Flags to be raised, lowered for astronaut

CHARLESTON (AP) — Gov. Earl Ray Tomblin has ordered flags at state facilities displayed at half-staff in honor of former astronaut Neil Armstrong.

Armstrong, the first person to walk on the moon, died last Saturday. He was 82.

Because U.S. and state flags are already at half-staff in honor of slain state trooper Marshall Lee Bailey, the governor ordered that they be raised to full staff at sunrise Friday and then immediately lowered to half-staff. The flags will remain at half-staff until further notice by the governor.

A private memorial service for Armstrong was scheduled for Friday in Cincinnati.


July revenue from casinos declines

CHARLESTON (AP) — Revenues from the state’s racetrack casinos fell by more than 10 percent in July compared to a year ago.

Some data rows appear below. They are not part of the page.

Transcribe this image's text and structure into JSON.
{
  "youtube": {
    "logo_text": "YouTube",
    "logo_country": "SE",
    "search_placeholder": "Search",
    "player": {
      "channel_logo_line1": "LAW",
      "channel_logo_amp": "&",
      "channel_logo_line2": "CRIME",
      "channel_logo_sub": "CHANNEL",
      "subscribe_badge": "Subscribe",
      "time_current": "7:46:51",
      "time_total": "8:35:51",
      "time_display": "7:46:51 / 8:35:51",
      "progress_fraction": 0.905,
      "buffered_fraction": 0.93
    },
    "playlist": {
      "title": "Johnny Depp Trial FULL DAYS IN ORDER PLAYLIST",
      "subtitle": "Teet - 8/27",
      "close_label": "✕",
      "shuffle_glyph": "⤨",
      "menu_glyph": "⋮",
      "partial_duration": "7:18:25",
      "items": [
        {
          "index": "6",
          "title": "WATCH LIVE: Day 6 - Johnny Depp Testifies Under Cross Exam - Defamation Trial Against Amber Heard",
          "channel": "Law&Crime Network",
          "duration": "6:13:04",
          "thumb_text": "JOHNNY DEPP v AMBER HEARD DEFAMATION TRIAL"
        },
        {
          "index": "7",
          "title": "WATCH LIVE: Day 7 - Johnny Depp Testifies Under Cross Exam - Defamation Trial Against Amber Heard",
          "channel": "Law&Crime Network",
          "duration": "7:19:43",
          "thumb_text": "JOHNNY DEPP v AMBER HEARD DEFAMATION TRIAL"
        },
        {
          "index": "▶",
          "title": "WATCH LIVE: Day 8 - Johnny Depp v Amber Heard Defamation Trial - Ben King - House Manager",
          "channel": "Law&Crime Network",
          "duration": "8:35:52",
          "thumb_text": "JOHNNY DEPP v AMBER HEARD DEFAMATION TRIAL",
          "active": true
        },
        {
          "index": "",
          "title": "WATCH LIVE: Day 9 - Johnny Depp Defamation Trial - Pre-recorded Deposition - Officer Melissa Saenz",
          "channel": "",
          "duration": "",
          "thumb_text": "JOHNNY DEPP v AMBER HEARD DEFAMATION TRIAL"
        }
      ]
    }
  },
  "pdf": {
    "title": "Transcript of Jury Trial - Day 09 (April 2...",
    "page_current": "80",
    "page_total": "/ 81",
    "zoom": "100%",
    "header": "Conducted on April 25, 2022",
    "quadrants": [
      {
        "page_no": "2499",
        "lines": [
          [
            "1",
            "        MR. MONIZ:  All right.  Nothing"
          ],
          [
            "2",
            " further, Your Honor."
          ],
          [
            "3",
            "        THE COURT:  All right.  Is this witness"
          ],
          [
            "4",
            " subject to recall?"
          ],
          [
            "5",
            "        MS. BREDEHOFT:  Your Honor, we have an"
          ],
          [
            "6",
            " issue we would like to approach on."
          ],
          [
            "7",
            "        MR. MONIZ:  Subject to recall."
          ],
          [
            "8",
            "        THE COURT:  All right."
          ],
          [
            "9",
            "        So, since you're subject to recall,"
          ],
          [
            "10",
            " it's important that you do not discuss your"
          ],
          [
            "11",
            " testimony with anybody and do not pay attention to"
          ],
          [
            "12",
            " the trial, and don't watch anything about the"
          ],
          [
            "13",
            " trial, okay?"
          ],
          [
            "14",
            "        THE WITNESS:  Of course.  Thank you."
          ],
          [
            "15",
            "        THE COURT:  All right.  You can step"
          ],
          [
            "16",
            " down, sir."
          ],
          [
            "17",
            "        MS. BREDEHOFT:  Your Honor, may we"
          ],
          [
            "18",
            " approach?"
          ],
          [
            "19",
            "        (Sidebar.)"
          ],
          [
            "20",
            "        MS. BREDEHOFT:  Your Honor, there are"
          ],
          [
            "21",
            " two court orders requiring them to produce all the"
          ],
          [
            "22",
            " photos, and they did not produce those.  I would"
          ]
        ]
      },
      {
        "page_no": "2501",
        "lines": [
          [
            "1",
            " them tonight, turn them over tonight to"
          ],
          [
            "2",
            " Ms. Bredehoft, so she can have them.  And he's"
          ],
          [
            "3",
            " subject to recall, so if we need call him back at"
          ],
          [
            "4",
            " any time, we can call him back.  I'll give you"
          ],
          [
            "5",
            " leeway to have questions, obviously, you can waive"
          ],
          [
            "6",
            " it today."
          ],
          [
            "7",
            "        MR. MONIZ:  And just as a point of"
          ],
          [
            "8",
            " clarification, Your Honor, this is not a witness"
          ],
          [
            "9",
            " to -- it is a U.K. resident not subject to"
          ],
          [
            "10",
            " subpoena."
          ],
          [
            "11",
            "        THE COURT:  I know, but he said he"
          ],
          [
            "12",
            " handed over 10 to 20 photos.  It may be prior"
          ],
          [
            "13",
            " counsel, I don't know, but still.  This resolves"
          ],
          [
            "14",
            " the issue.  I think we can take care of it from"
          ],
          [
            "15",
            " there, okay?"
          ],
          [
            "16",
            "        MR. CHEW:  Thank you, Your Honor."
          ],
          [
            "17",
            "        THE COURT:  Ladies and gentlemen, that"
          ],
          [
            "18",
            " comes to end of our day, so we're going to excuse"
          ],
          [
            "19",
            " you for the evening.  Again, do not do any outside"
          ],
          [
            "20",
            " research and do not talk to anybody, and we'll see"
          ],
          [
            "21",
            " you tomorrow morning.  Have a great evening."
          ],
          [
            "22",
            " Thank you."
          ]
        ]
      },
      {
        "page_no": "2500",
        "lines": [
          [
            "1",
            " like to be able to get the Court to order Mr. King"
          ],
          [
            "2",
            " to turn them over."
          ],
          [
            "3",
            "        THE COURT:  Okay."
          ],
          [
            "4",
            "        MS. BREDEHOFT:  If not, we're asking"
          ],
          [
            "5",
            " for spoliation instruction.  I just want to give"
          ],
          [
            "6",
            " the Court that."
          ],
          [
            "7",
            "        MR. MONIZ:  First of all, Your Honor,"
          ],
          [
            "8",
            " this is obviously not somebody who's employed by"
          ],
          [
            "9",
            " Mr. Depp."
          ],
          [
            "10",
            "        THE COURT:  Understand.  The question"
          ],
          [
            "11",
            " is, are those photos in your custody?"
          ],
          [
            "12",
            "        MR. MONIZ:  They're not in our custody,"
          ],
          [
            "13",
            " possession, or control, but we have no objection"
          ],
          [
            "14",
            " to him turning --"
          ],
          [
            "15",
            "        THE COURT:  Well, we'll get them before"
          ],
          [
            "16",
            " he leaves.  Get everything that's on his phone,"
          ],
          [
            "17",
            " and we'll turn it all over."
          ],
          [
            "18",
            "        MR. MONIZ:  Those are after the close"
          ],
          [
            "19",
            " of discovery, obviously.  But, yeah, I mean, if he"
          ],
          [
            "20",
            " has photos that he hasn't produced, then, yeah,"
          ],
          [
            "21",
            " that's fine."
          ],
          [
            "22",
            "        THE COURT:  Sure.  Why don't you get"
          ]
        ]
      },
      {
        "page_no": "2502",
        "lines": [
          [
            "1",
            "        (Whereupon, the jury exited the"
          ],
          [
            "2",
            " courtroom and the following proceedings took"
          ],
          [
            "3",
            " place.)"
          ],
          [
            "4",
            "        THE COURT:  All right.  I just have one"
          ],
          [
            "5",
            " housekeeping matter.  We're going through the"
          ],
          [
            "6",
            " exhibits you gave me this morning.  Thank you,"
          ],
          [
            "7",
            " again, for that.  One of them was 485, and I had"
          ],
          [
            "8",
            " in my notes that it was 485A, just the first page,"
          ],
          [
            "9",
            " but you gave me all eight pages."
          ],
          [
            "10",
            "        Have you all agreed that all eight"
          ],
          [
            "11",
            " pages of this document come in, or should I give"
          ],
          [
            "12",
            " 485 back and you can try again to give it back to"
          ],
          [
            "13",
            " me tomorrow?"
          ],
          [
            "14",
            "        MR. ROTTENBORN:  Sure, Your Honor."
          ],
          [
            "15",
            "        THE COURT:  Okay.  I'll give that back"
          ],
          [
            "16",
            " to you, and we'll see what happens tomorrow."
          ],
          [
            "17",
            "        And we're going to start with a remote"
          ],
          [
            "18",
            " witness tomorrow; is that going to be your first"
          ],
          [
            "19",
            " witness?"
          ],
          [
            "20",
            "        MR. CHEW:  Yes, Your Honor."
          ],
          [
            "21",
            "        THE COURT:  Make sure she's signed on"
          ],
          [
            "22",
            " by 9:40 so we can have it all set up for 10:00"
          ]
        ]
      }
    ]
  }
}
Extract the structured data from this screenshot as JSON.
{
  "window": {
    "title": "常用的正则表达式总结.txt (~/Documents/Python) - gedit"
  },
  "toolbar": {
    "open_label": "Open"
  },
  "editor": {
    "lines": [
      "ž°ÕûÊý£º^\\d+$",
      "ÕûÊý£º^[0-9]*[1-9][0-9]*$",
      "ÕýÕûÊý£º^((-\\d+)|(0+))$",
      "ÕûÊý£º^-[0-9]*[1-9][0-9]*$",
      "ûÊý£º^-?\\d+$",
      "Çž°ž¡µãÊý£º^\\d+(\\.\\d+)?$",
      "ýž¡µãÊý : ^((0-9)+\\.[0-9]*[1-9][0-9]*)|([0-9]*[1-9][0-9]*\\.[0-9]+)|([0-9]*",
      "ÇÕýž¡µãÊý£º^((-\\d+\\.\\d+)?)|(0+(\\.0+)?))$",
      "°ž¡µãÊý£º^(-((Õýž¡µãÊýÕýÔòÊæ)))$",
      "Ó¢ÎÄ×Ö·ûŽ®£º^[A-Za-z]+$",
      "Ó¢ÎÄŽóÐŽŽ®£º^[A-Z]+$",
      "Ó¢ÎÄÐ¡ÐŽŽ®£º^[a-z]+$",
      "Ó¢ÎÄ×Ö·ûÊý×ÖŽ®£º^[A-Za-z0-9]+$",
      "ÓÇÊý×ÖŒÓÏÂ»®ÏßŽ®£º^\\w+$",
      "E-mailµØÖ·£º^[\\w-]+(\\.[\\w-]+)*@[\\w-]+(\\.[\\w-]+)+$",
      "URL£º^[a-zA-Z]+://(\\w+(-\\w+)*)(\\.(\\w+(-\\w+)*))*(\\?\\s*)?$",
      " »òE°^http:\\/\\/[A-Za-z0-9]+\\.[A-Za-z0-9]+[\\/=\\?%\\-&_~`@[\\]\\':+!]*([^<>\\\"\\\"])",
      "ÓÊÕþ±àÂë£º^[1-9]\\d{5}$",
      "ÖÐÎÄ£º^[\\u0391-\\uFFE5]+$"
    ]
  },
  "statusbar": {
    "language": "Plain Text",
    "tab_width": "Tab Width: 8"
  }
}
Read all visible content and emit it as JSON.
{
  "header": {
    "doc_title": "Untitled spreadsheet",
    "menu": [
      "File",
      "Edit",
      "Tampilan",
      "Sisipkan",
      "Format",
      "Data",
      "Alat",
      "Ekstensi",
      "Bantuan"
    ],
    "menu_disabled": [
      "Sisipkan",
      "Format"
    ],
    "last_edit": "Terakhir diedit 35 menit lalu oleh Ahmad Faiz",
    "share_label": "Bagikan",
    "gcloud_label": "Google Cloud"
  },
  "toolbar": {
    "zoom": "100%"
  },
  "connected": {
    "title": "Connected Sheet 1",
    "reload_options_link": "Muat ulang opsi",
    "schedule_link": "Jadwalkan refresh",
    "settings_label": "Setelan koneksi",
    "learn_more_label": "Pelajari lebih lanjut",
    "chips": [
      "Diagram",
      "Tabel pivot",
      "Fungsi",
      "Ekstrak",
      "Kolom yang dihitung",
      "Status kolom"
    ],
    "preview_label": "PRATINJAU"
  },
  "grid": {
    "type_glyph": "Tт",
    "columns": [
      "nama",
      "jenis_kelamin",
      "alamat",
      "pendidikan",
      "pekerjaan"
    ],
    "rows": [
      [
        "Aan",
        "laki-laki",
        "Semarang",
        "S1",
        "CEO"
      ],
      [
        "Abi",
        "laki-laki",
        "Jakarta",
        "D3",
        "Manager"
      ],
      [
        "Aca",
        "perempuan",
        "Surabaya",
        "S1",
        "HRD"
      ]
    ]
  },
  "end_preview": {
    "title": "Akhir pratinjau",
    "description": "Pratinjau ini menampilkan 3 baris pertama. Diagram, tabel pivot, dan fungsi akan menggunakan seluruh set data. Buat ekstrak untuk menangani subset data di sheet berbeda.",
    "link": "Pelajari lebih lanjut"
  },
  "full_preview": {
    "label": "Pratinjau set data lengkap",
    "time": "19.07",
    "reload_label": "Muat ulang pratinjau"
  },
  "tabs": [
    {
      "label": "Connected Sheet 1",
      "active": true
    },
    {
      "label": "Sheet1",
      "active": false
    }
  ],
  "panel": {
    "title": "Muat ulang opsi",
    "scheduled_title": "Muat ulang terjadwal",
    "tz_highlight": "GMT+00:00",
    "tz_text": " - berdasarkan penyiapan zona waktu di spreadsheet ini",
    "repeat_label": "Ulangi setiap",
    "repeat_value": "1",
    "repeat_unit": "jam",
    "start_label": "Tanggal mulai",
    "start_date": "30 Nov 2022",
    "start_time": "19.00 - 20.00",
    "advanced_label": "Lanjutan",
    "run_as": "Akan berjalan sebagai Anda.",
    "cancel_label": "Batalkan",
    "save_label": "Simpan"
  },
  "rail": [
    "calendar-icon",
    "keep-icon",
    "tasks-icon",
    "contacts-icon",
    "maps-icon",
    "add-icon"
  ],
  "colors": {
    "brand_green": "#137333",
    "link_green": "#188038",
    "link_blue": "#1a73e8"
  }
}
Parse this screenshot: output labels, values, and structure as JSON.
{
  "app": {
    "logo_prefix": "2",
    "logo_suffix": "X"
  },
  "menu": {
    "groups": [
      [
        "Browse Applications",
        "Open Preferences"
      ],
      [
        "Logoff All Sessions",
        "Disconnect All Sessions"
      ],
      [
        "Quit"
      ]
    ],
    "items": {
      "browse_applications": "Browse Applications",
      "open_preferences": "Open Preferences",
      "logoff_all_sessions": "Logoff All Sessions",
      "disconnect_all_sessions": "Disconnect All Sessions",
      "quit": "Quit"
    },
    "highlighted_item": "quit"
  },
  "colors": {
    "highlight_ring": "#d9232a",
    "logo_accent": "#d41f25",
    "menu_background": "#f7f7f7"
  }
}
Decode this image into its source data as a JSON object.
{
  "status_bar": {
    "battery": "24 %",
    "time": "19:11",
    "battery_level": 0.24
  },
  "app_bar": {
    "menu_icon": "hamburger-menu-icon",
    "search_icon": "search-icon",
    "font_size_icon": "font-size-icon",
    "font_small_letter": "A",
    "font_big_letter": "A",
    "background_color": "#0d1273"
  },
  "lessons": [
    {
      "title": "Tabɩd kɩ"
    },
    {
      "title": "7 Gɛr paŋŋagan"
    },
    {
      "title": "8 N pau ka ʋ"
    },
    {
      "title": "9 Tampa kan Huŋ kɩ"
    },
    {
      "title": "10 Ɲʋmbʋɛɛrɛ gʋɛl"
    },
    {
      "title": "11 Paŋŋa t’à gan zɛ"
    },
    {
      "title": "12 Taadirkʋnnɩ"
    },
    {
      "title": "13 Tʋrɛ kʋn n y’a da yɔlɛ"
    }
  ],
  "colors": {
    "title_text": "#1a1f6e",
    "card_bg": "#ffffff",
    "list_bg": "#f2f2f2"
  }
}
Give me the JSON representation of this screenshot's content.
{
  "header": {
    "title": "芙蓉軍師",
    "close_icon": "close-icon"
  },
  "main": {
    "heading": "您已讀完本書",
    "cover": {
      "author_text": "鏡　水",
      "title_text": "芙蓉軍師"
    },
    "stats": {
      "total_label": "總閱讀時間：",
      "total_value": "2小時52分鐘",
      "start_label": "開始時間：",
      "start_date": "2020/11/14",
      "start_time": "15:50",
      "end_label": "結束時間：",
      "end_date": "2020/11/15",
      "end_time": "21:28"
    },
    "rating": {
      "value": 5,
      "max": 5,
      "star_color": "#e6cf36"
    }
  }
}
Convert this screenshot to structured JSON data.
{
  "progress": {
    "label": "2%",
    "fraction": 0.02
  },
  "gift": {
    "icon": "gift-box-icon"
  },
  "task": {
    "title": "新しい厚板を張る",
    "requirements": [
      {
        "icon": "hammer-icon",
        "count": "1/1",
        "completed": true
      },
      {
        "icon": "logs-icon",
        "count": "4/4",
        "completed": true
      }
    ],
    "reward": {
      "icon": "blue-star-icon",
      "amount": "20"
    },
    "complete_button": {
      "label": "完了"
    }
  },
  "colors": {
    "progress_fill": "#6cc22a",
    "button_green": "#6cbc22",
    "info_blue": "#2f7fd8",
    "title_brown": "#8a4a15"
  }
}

The Charleston Gazette says revenue from racetrack video lottery totaled $60.84 million, down $7.19 million from July 2011. Table games revenue fell by $610,000 to $6.53 million.

Competition from new casinos in Ohio contributed to the decline. More casinos are scheduled to open in Columbus and Cincinnati later this year.

West Virginia Lottery assistant director John Myers says lottery officials don’t know whether the additional competition will further erode revenues.

Revenue from traditional online and scratch-off games fell from $15.07 million in July 2011 to $14.8 million.

But revenue from limited video lottery rose by 5 percent to $32.9 million.


Bureau of Debt to add hundreds of jobs

PARKERSBURG (AP) — West Virginia officials say the U.S. Treasury Department is adding 450 jobs at the Bureau of Public Debt in Parkersburg.

U.S. Sen. Jay Rockefeller said the announcement Wednesday also includes assurances the current 1,850 jobs will be retained at the bureau. The additional jobs to be added over the next several years include accounting, financial and information technology positions.

Gov. Earl Ray Tomblin and Sen. Joe Manchin welcomed the new jobs, with Tomblin calling it “great news” for Parkersburg and West Virginia.

Rockefeller said he had urged Treasury Secretary Timothy Geithner to keep the jobs in Parkersburg amid talk of a consolidation. He says the Bureau of Public Debt brings an annual infusion of nearly $186 million to the local economy.

The bureau handles customer service, accounting and trust funds.


Marshall grant to benefit several

HUNTINGTON (AP) — Researchers and students will reap the benefits of a $338,845 National Science Foundation grant to a Marshall University scientist.

The grant has been awarded to chemistry assistant professor Derrick Kolling and colleagues at Marshall and the University of Charleston. Kolling will use the funds to purchase an electron paramagnetic resonance spectrometer. The equipment is used in a number of chemical processes and in understanding metal compounds.

But Kolling won’t be hogging the equipment. He says at least five Marshall faculty members in three departments will use it, as well as students. A University of Charleston faculty member will also travel to Huntington to use the equipment.


Seized guns no longer part of W.Va. agency’s tasks

CHARLESTON (AP) — The state treasurer’s office says it’s no longer handling the destruction of seized firearms.

Treasurer John Perdue says police previously had the option of turning guns over to his office because they fell under state unclaimed property statutes.

But Perdue says a new law now gives local agencies the ability to destroy the firearms through a court order or take other measures in dealing with them. That includes using them or trading them with licensed dealers or manufacturers for new firearms.

The state’s unclaimed property program has returned more than $100 million in residents’ lost assets since 1997. Perdue says the new law removes his office from having to deal with firearms.

A seminar on the new law is planned for Northern Panhandle law enforcement officers Wednesday in Wheeling.